Without warning, Jesus gets up from the table, takes off his dress coat and begins to wash their feet. This is not the behavior of the Savior of Israel. The Messiah shouldn’t wash people’s feet, their soon to be Roman slaves should. Peter, true to his nature, is appalled and will have none of it. “You would wash my feet!?!” he asks. Jesus tries to calm him down, but Peter balks all the more, “You’ll never wash my feet!” And then Jesus says something very interesting, “Unless I wash you, you have no share with me.” This act of love by Jesus is so important that he won’t allow anyone who wants to have a part in his Kingdom to miss out. This is what Jesus’ life and ministry has all been about: washing his friends’ feet. Still seemingly missing the point, Peter relents, but for Judas, this was still not the behavior of the Savior of Israel. It was just too much for him as he takes off into the darkness, but he doesn’t get away before Jesus had washed even his feet.
Clearly, the dinner conversation changed after that. In fact, after Jesus sits back down to supper, John has him doing 99% of the talking for the next four-and-a-half chapters. Before he predicts Peter’s denial or promises the Holy Spirit; before he prays for his disciples, Jesus gives them a new commandment, “that you love one another.” The Latin is [Man-datum novum d’oh vobis ut dili-gatis in-vichem si-cut di-lexi vos]
from which we get the name for this day, Maundy Thursday. Jesus’ mandate, his commandment to his disciples and all who would follow him, is that we have love for one another, and there is no better example of how we should love then the profoundly counter-cultural act of washing each other’s feet.

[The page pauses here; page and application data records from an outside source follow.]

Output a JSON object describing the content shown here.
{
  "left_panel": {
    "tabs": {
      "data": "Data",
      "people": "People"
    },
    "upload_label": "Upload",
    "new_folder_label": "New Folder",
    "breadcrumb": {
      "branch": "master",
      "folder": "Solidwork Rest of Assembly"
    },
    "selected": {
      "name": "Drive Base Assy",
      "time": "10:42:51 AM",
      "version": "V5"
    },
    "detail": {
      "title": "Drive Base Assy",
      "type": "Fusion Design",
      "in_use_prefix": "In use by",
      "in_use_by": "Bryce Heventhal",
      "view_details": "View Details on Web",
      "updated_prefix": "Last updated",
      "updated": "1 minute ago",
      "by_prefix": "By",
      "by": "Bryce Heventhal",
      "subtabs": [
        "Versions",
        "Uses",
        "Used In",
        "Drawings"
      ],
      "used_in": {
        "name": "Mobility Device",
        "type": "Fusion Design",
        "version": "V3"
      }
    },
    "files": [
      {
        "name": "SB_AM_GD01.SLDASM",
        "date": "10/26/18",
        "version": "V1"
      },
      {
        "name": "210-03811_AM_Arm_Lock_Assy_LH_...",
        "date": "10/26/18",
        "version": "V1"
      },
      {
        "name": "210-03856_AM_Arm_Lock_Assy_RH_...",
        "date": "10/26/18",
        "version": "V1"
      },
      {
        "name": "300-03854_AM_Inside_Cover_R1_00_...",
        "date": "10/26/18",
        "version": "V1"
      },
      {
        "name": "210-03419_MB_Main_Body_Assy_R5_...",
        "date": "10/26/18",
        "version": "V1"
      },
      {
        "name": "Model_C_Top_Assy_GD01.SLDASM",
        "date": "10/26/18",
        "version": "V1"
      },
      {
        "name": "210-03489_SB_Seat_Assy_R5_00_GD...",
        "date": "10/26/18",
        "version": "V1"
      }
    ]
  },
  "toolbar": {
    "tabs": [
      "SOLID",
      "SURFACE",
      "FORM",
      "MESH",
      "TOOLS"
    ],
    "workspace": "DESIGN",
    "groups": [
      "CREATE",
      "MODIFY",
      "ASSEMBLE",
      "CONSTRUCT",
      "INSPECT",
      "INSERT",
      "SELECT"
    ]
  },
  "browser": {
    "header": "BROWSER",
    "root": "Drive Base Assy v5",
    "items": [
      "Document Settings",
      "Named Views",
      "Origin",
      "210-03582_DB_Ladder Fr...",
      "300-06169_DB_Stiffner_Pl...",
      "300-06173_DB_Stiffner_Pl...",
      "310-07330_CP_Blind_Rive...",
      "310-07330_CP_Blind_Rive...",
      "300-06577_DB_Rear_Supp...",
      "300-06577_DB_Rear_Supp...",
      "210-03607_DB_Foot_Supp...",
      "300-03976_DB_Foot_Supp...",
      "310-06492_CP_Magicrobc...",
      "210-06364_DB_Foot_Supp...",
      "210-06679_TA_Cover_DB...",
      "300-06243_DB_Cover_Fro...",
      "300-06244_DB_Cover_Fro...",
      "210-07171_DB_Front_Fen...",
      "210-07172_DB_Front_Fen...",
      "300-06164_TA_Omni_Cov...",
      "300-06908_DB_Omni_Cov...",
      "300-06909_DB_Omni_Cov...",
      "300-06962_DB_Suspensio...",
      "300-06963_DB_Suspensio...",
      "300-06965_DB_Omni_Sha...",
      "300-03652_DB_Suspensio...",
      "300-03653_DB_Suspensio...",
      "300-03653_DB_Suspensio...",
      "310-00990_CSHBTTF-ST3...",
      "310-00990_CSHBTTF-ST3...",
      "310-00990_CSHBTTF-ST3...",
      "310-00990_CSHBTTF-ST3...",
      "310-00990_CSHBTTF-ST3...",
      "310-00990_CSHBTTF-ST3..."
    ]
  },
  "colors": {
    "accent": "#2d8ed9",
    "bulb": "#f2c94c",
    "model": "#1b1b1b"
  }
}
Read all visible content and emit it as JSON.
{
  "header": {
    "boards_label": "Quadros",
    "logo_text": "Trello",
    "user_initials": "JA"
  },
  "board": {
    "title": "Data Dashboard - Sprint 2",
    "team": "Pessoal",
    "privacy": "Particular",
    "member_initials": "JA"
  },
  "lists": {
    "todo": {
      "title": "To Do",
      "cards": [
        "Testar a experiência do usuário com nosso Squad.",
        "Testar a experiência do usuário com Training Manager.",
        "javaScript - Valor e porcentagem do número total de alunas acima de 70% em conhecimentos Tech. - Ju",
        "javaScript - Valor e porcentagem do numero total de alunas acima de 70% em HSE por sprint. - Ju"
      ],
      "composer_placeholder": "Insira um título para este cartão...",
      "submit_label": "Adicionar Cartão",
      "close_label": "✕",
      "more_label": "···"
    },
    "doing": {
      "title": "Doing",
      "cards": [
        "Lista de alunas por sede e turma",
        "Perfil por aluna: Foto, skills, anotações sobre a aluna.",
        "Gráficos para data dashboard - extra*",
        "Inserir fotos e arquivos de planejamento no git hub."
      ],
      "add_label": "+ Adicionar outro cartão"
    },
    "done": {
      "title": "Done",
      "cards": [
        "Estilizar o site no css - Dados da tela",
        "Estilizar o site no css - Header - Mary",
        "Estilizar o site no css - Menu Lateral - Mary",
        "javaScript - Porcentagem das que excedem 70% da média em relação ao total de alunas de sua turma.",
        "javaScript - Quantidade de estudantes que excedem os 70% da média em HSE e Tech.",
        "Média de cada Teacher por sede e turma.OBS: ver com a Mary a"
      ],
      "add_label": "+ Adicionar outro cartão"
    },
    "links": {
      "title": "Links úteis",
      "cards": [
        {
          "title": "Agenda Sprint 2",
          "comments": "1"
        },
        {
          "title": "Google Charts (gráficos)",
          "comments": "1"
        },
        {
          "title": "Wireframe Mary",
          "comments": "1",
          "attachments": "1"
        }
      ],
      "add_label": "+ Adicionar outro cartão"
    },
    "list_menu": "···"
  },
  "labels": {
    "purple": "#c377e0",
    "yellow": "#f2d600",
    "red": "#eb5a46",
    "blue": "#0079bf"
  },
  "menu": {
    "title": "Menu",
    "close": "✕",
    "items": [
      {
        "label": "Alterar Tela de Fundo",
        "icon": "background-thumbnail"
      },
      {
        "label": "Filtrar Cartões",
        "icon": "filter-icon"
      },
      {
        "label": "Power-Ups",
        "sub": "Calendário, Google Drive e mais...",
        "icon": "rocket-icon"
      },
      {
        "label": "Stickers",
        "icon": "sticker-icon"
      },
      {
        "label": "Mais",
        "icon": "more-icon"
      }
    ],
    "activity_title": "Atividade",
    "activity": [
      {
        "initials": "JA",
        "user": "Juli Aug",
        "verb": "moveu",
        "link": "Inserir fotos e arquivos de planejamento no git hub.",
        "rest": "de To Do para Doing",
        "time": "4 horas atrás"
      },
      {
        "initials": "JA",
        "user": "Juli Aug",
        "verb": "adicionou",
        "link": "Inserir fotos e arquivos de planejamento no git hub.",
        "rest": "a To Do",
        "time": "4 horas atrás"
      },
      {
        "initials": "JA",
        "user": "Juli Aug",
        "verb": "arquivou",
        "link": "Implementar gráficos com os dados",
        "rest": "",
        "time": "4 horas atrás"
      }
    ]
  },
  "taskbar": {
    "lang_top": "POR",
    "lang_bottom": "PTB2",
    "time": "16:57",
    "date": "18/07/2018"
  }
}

I detest feet. Feet are gross. Every year, Keith reminds me that the ceremony of foot washing is very much an optional part of the Special Liturgy for Maundy Thursday. Some Episcopal Churches have taken on a new-fangled practice of washing each other’s hands. Others won’t do foot, hand, or any sort of washing. If you ask me, you’d be better off doing nothing than washing hands precisely because feet are disgusting. For me, it just wouldn’t be Maundy Thursday without foot washing. Jesus’ true act of love isn’t sharing a meal with his disciples; he did that all the time. The sign and symbol of his deep and abiding love was washing the feet of Judas who would betray him to death, Peter who would that very night deny him three times, and the rest of the rag-tag group who would fall asleep in the Garden of Gethsemane, abandon him at his arrest, watch from afar as he died on a cross, and lock themselves in this same upper room out of fear and heartbreak.
We have a chance to model that deep love of Christ, to live into his Mandate, when we set aside all our pride, all our dignity and stoop down to wash the feet of one who we might only know in passing. When we serve one another, we serve God, and tonight, as we wash each other’s feet, we are both Christ doing the washing and Christ being washed.
I abhor feet, and if the history of this service is any indicator, many of you do as well, but it is my sincere hope that every single person here this evening will come forward to have their feet washed and to wash the feet of another. It is the outward and visible sign of Christ’s love for us and of his Mandatum novum that we love one another. After all, how will they know we are disciples of Jesus unless we love, care for, and serve one another? Even if it means touching each other’s feet.
 “Mandatum novum do vobis ut diligatis invicem sicut dilexi vos”